After April Hikes, Mortgage Rates Slide in May
After mortgage rates rose for most of April, they dropped slightly in the kickoff to May. The 30-year fixed-rate mortgage dropped three basis points to average 4.55 percent.
“While mortgage rates have increased by one-half of a percentage point so far this year, it has not impacted home purchase demand, which continues to grow this spring,” says Sam Khater, Freddie Mac’s chief economist. “The observed buyer resiliency in the face of higher rates reflects the healthy economy and strong consumer confidence, which are important drivers of home sales activity. It’s also good news that first-time buyers appear to be having more success so far this year, despite higher borrowing costs and home prices. Our data through April shows that first-timers represent 46 percent of purchase loans, up from 43 percent over the same period a year ago.”

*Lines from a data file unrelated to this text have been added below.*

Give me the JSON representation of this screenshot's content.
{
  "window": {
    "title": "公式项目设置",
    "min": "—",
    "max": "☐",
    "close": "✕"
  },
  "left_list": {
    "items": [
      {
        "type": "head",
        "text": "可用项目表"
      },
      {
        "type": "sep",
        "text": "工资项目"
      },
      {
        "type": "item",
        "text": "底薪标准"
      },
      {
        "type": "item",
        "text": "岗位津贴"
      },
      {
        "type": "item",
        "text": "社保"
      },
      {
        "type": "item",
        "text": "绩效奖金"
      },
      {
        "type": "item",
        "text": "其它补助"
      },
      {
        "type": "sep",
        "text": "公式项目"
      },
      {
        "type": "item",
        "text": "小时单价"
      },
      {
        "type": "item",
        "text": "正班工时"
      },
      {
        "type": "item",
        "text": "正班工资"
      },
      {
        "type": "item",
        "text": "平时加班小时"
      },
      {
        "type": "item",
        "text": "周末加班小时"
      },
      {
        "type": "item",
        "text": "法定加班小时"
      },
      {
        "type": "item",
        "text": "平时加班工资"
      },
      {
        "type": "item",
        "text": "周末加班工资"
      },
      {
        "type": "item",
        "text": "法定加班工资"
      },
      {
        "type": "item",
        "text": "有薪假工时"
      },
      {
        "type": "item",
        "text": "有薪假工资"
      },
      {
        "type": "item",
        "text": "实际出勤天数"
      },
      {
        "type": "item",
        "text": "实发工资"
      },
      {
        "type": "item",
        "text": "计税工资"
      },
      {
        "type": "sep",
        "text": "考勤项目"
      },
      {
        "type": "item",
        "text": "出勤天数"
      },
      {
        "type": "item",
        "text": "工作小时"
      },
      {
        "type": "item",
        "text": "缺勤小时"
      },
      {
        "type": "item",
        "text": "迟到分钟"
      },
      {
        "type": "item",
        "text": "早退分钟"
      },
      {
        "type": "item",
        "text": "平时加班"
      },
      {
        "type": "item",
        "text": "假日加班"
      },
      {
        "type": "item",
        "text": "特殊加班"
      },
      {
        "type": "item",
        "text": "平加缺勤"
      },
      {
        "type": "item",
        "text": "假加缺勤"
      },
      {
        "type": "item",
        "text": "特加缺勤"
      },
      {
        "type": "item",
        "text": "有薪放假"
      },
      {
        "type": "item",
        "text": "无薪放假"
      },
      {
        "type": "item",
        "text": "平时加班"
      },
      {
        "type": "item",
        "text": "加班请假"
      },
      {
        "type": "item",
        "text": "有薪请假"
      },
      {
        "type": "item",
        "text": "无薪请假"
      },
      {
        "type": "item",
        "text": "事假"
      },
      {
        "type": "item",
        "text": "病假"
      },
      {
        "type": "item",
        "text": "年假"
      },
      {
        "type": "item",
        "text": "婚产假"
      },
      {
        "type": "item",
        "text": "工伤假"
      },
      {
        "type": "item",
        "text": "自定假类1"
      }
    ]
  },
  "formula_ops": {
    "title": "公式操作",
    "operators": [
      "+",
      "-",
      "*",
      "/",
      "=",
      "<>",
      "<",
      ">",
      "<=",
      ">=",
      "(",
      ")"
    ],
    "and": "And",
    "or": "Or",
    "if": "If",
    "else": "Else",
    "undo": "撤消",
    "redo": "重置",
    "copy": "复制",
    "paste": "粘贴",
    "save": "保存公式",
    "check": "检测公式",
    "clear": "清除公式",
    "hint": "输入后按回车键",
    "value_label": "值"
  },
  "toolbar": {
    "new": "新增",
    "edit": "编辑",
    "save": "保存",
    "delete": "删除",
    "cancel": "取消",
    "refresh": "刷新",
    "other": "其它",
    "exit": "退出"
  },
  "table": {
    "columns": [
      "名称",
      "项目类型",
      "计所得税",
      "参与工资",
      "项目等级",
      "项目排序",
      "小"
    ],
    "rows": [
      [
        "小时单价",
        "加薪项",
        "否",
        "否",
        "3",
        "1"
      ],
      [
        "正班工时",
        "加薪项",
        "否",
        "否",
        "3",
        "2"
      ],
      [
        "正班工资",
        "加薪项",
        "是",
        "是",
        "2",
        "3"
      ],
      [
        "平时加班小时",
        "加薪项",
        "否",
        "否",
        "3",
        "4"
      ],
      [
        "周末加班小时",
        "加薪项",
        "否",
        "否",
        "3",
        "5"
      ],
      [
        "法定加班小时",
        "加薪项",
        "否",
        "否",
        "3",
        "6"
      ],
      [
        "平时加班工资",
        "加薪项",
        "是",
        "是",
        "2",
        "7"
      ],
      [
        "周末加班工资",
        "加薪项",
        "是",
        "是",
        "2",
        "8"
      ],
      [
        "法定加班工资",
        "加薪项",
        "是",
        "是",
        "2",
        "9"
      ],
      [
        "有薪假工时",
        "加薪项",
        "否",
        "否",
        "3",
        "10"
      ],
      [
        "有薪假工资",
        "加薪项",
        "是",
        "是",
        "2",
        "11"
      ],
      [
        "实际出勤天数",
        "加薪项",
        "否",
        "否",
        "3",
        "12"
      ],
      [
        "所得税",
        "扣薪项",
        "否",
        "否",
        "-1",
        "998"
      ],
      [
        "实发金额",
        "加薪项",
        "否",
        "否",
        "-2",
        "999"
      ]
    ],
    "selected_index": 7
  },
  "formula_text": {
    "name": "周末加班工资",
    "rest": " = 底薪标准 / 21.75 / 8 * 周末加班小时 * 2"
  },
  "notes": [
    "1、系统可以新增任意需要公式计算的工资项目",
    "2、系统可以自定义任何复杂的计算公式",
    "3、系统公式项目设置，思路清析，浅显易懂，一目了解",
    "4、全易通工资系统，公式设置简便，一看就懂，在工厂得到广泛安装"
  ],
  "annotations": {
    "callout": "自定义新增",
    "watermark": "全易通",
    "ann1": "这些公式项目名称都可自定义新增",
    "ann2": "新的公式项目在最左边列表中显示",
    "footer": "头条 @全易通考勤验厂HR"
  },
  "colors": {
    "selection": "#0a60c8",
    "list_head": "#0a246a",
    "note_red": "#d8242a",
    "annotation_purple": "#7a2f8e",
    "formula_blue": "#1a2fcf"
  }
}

Freddie Mac reports the following national averages with mortgage rates for the week ending May 3:
- 30-year fixed-rate mortgages: averaged 4.55 percent, with an average 0.5 point, dropping from last week’s 4.58 percent average. Last year at this time, 30-year rates averaged 4.02 percent.
- 15-year fixed-rate mortgages: averaged 4.03 percent, with an average 0.4 point, rising from last week’s 4.02 percent average. A year ago, 15-year rates averaged 3.27 percent.
- 5-year hybrid adjustable-rate mortgages: averaged 3.69 percent, with an average 0.3 point, dropping from last week’s 3.74 percent average. A year ago, 5-year ARMs averaged 3.13 percent.
Source: Freddie Mac